Exactness is required throughout. Return every record once more.

┄┄┄┄┄┄┄┄┄┄

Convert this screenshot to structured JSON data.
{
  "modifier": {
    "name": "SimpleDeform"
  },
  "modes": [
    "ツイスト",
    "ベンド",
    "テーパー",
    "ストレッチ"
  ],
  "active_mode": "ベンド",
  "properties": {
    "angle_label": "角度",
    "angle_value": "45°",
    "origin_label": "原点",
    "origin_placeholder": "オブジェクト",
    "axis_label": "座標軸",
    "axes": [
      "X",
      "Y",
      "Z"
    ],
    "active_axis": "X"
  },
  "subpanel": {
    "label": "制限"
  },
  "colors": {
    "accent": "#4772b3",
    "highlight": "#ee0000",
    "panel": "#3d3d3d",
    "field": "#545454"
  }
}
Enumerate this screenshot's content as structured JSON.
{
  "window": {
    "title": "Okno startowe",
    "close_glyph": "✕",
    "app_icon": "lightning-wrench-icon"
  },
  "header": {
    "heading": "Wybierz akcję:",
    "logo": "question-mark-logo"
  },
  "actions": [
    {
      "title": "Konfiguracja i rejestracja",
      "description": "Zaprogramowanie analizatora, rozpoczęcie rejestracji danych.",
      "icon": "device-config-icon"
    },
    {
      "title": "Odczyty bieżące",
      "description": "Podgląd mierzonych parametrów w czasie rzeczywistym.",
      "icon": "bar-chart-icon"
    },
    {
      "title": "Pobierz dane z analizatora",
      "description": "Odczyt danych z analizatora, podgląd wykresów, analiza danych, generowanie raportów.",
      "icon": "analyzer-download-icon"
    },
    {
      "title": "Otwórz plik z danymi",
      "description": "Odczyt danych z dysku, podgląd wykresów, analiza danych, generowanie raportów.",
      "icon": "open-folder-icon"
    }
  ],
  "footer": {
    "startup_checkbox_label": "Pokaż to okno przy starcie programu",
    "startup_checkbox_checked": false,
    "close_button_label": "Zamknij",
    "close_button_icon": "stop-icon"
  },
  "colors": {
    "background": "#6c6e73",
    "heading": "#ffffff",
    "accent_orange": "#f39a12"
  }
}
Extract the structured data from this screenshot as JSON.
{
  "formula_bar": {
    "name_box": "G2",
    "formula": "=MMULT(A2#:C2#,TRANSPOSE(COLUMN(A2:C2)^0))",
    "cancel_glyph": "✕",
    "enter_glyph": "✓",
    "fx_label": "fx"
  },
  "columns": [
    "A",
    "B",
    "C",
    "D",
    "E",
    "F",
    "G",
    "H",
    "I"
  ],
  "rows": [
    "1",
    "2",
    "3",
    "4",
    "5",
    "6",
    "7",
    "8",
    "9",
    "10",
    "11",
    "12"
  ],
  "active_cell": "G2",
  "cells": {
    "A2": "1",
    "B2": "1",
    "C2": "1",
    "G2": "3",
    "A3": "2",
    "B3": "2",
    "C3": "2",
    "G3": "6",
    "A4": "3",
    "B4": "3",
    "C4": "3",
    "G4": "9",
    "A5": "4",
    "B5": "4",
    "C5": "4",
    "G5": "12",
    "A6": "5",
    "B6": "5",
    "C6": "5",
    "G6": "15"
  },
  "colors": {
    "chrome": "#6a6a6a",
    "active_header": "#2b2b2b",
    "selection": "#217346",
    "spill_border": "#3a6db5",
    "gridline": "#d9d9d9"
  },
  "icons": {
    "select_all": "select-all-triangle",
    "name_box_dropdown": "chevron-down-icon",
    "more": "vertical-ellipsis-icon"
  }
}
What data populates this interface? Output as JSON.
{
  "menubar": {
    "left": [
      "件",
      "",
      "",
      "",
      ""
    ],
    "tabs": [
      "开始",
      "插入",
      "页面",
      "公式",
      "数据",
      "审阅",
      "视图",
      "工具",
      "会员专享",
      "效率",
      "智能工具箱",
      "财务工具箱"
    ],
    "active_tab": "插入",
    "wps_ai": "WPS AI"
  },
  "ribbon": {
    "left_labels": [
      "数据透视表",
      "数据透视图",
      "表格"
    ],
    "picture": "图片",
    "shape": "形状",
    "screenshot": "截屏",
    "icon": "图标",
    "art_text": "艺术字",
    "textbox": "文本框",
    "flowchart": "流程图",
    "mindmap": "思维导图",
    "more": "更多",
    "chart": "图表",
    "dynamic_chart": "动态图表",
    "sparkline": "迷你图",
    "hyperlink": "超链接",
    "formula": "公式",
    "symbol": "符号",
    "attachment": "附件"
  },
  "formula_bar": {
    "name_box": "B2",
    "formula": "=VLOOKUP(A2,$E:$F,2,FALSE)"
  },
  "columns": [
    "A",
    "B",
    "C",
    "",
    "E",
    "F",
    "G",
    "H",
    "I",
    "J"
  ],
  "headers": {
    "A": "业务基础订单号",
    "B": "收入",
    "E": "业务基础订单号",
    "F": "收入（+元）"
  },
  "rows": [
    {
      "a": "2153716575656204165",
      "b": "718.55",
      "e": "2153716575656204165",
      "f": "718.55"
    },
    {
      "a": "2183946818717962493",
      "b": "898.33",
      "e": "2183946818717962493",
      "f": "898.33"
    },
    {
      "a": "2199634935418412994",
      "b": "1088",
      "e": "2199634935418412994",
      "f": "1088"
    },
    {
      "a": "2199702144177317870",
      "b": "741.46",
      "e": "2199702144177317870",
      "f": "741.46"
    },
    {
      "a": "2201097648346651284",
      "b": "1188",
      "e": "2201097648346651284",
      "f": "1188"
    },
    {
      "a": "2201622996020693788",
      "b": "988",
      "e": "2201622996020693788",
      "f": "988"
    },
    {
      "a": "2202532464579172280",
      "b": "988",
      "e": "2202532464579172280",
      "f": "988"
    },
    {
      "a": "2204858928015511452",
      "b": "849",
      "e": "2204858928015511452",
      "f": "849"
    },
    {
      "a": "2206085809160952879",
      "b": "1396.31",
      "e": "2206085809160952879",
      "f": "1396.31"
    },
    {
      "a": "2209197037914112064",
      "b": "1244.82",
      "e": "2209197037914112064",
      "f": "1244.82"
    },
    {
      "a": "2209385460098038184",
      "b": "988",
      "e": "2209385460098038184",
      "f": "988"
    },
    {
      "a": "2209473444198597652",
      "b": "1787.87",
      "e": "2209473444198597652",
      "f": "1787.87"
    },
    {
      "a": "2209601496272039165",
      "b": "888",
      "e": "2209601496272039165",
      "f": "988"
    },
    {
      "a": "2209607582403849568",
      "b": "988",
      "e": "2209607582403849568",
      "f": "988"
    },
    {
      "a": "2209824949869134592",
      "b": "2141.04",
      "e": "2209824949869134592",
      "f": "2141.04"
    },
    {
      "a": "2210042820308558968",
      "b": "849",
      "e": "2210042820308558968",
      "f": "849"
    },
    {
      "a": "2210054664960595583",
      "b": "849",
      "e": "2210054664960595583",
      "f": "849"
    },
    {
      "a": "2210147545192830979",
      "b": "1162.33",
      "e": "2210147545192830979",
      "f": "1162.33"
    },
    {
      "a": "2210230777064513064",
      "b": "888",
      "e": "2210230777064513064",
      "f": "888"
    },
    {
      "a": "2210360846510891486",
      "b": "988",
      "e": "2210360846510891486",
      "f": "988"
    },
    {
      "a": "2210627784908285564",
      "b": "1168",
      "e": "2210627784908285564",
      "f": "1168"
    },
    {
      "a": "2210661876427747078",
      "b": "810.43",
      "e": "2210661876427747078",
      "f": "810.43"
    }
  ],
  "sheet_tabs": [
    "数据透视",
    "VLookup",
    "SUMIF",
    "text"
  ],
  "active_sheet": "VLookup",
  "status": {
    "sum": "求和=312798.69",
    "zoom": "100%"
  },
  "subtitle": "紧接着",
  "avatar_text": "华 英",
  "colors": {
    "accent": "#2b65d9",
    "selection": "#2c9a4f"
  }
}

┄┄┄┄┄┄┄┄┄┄

▶ _Answer space_
Convert this screenshot to structured JSON data.
{
  "modifier": {
    "name": "SimpleDeform"
  },
  "modes": [
    "ツイスト",
    "ベンド",
    "テーパー",
    "ストレッチ"
  ],
  "active_mode": "ベンド",
  "properties": {
    "angle_label": "角度",
    "angle_value": "45°",
    "origin_label": "原点",
    "origin_placeholder": "オブジェクト",
    "axis_label": "座標軸",
    "axes": [
      "X",
      "Y",
      "Z"
    ],
    "active_axis": "X"
  },
  "subpanel": {
    "label": "制限"
  },
  "colors": {
    "accent": "#4772b3",
    "highlight": "#ee0000",
    "panel": "#3d3d3d",
    "field": "#545454"
  }
}
Enumerate this screenshot's content as structured JSON.
{
  "window": {
    "title": "Okno startowe",
    "close_glyph": "✕",
    "app_icon": "lightning-wrench-icon"
  },
  "header": {
    "heading": "Wybierz akcję:",
    "logo": "question-mark-logo"
  },
  "actions": [
    {
      "title": "Konfiguracja i rejestracja",
      "description": "Zaprogramowanie analizatora, rozpoczęcie rejestracji danych.",
      "icon": "device-config-icon"
    },
    {
      "title": "Odczyty bieżące",
      "description": "Podgląd mierzonych parametrów w czasie rzeczywistym.",
      "icon": "bar-chart-icon"
    },
    {
      "title": "Pobierz dane z analizatora",
      "description": "Odczyt danych z analizatora, podgląd wykresów, analiza danych, generowanie raportów.",
      "icon": "analyzer-download-icon"
    },
    {
      "title": "Otwórz plik z danymi",
      "description": "Odczyt danych z dysku, podgląd wykresów, analiza danych, generowanie raportów.",
      "icon": "open-folder-icon"
    }
  ],
  "footer": {
    "startup_checkbox_label": "Pokaż to okno przy starcie programu",
    "startup_checkbox_checked": false,
    "close_button_label": "Zamknij",
    "close_button_icon": "stop-icon"
  },
  "colors": {
    "background": "#6c6e73",
    "heading": "#ffffff",
    "accent_orange": "#f39a12"
  }
}
Extract the structured data from this screenshot as JSON.
{
  "formula_bar": {
    "name_box": "G2",
    "formula": "=MMULT(A2#:C2#,TRANSPOSE(COLUMN(A2:C2)^0))",
    "cancel_glyph": "✕",
    "enter_glyph": "✓",
    "fx_label": "fx"
  },
  "columns": [
    "A",
    "B",
    "C",
    "D",
    "E",
    "F",
    "G",
    "H",
    "I"
  ],
  "rows": [
    "1",
    "2",
    "3",
    "4",
    "5",
    "6",
    "7",
    "8",
    "9",
    "10",
    "11",
    "12"
  ],
  "active_cell": "G2",
  "cells": {
    "A2": "1",
    "B2": "1",
    "C2": "1",
    "G2": "3",
    "A3": "2",
    "B3": "2",
    "C3": "2",
    "G3": "6",
    "A4": "3",
    "B4": "3",
    "C4": "3",
    "G4": "9",
    "A5": "4",
    "B5": "4",
    "C5": "4",
    "G5": "12",
    "A6": "5",
    "B6": "5",
    "C6": "5",
    "G6": "15"
  },
  "colors": {
    "chrome": "#6a6a6a",
    "active_header": "#2b2b2b",
    "selection": "#217346",
    "spill_border": "#3a6db5",
    "gridline": "#d9d9d9"
  },
  "icons": {
    "select_all": "select-all-triangle",
    "name_box_dropdown": "chevron-down-icon",
    "more": "vertical-ellipsis-icon"
  }
}
What data populates this interface? Output as JSON.
{
  "menubar": {
    "left": [
      "件",
      "",
      "",
      "",
      ""
    ],
    "tabs": [
      "开始",
      "插入",
      "页面",
      "公式",
      "数据",
      "审阅",
      "视图",
      "工具",
      "会员专享",
      "效率",
      "智能工具箱",
      "财务工具箱"
    ],
    "active_tab": "插入",
    "wps_ai": "WPS AI"
  },
  "ribbon": {
    "left_labels": [
      "数据透视表",
      "数据透视图",
      "表格"
    ],
    "picture": "图片",
    "shape": "形状",
    "screenshot": "截屏",
    "icon": "图标",
    "art_text": "艺术字",
    "textbox": "文本框",
    "flowchart": "流程图",
    "mindmap": "思维导图",
    "more": "更多",
    "chart": "图表",
    "dynamic_chart": "动态图表",
    "sparkline": "迷你图",
    "hyperlink": "超链接",
    "formula": "公式",
    "symbol": "符号",
    "attachment": "附件"
  },
  "formula_bar": {
    "name_box": "B2",
    "formula": "=VLOOKUP(A2,$E:$F,2,FALSE)"
  },
  "columns": [
    "A",
    "B",
    "C",
    "",
    "E",
    "F",
    "G",
    "H",
    "I",
    "J"
  ],
  "headers": {
    "A": "业务基础订单号",
    "B": "收入",
    "E": "业务基础订单号",
    "F": "收入（+元）"
  },
  "rows": [
    {
      "a": "2153716575656204165",
      "b": "718.55",
      "e": "2153716575656204165",
      "f": "718.55"
    },
    {
      "a": "2183946818717962493",
      "b": "898.33",
      "e": "2183946818717962493",
      "f": "898.33"
    },
    {
      "a": "2199634935418412994",
      "b": "1088",
      "e": "2199634935418412994",
      "f": "1088"
    },
    {
      "a": "2199702144177317870",
      "b": "741.46",
      "e": "2199702144177317870",
      "f": "741.46"
    },
    {
      "a": "2201097648346651284",
      "b": "1188",
      "e": "2201097648346651284",
      "f": "1188"
    },
    {
      "a": "2201622996020693788",
      "b": "988",
      "e": "2201622996020693788",
      "f": "988"
    },
    {
      "a": "2202532464579172280",
      "b": "988",
      "e": "2202532464579172280",
      "f": "988"
    },
    {
      "a": "2204858928015511452",
      "b": "849",
      "e": "2204858928015511452",
      "f": "849"
    },
    {
      "a": "2206085809160952879",
      "b": "1396.31",
      "e": "2206085809160952879",
      "f": "1396.31"
    },
    {
      "a": "2209197037914112064",
      "b": "1244.82",
      "e": "2209197037914112064",
      "f": "1244.82"
    },
    {
      "a": "2209385460098038184",
      "b": "988",
      "e": "2209385460098038184",
      "f": "988"
    },
    {
      "a": "2209473444198597652",
      "b": "1787.87",
      "e": "2209473444198597652",
      "f": "1787.87"
    },
    {
      "a": "2209601496272039165",
      "b": "888",
      "e": "2209601496272039165",
      "f": "988"
    },
    {
      "a": "2209607582403849568",
      "b": "988",
      "e": "2209607582403849568",
      "f": "988"
    },
    {
      "a": "2209824949869134592",
      "b": "2141.04",
      "e": "2209824949869134592",
      "f": "2141.04"
    },
    {
      "a": "2210042820308558968",
      "b": "849",
      "e": "2210042820308558968",
      "f": "849"
    },
    {
      "a": "2210054664960595583",
      "b": "849",
      "e": "2210054664960595583",
      "f": "849"
    },
    {
      "a": "2210147545192830979",
      "b": "1162.33",
      "e": "2210147545192830979",
      "f": "1162.33"
    },
    {
      "a": "2210230777064513064",
      "b": "888",
      "e": "2210230777064513064",
      "f": "888"
    },
    {
      "a": "2210360846510891486",
      "b": "988",
      "e": "2210360846510891486",
      "f": "988"
    },
    {
      "a": "2210627784908285564",
      "b": "1168",
      "e": "2210627784908285564",
      "f": "1168"
    },
    {
      "a": "2210661876427747078",
      "b": "810.43",
      "e": "2210661876427747078",
      "f": "810.43"
    }
  ],
  "sheet_tabs": [
    "数据透视",
    "VLookup",
    "SUMIF",
    "text"
  ],
  "active_sheet": "VLookup",
  "status": {
    "sum": "求和=312798.69",
    "zoom": "100%"
  },
  "subtitle": "紧接着",
  "avatar_text": "华 英",
  "colors": {
    "accent": "#2b65d9",
    "selection": "#2c9a4f"
  }
}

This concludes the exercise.